So although I have already given my dad his birthday gifts, today’s blog serves as a “surprise gift” for him —  a top 10 list of reasons why I love my Daddy.  (And yes, I still call him Daddy).

  1. He’s affectionate.  My dad did not grow up in a home where affection was abundant.
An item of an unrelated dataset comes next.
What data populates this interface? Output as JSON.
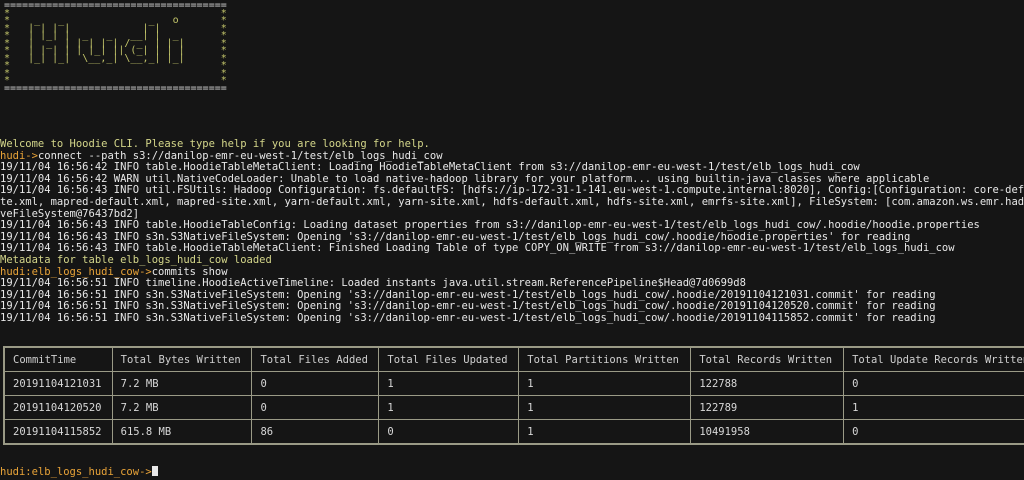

But, that didn’t stop him (and my mom) from creating a home where showing affection was (and still is) the norm.  My dad is still affectionate with me and incredibly affectionate with my son.    

    Daddy and me
    I’m a year old in this photo.
  2. He’s hard-working.  I remember my dad working a lot when I was a kid.  I remember the middle of the night phone calls (he worked for the phone company).  I remember the business trips.  But I don’t ever remember my dad complaining a whole lot about it (except for the middle of the night phone calls).  He had a job to do.  He did it to the best of his ability.  I watched, and I learned to do that too.
  3. He’s mischievous.  As my dad has gotten older, and is no longer working full-time, he’s gotten sillier.  He’s not shy about letting strangers know that before he met my mom he didn’t have any gray hair.   

    Daddy and me (4 yrs old)
    I’m 4 years old here.
  4. He’s in love with my mom.  My parents will be celebrating their 41st wedding anniversary next month.  And my dad remains very much in love with my mom.  It’s clear in the way he holds her hand.  In the way he reaches for her tush as she walks by.  In the way he looks at her. 
  5. He always kept us safe.  I always had faith in my dad’s ability to keep us safe.  He was our family’s designated driver during our family trips, and I knew he’d get us where we were supposed to be, and get us safely back home.
  6. He was a willing travel partner.  During high school and my early college years, I became increasingly eager to travel. There were a couple of things holding me back though, including a lack of finances, a lack of transportation, and a lack of self-confidence to do it all by myself.  That’s where my dad came in.  He and I went on several “daddy-daughter-dates.”  We went on a sunset hot air balloon ride.  We went to Santa Barbara via Amtrak.  We went to San Juan Capistrano.  We went horseback riding on Catalina Island.  We went whale watching out of Dana Point and spent the night in Laguna Beach.  And, we spent three days in San Diego.  Those trips will always hold a special place in my heart.   

    Daddy and me in Catalina
    Horseback riding on Catalina Island in 1996.
  7. He’s always encouraged me to be smart.  I’m a smart girl.  In school, I was equally strong in math and English.  For about half of my childhood, I had aspirations to be an astronaut.  And my dad always supported that.  I never felt that it wasn’t okay to be a smart girl.  My dad always made me feel like it was okay for a girl to want to go into space; in fact, that there was nothing particularly special about it at all.  

    CSUN graduation
    2001 – My graduation from CSUN!
  8. He’s a quitter (in the good way).  My dad started smoking cigarettes as a young boy.  As an adult, he smoked pipes.  But in 2016, my dad will celebrate his fourteenth year as a non-smoker.  Within the last few years, he’s also quit adding salt and sugar to his foods.  He’s made positive changes and has shown me that though it might not always have been easy, it’s possible to quit bad habits.
  9. He’s easy to please.  When it comes to breakfast, one of my dad’s favorites happens to be a big bowl of Cheerios. He loves my mom’s spaghetti and meat sauce. He knows what he likes, and luckily, his favorites aren’t fancy, gourmet meals. They’re classics for a reason. 
  10.   He’s a good guy.  My dad sets a fine example, for both my husband and my son.  He’s genuinely a good guy.  He’s decent and kind and likable.  He’s someone who loves his family.  And I’m proud to say that he’s my Daddy.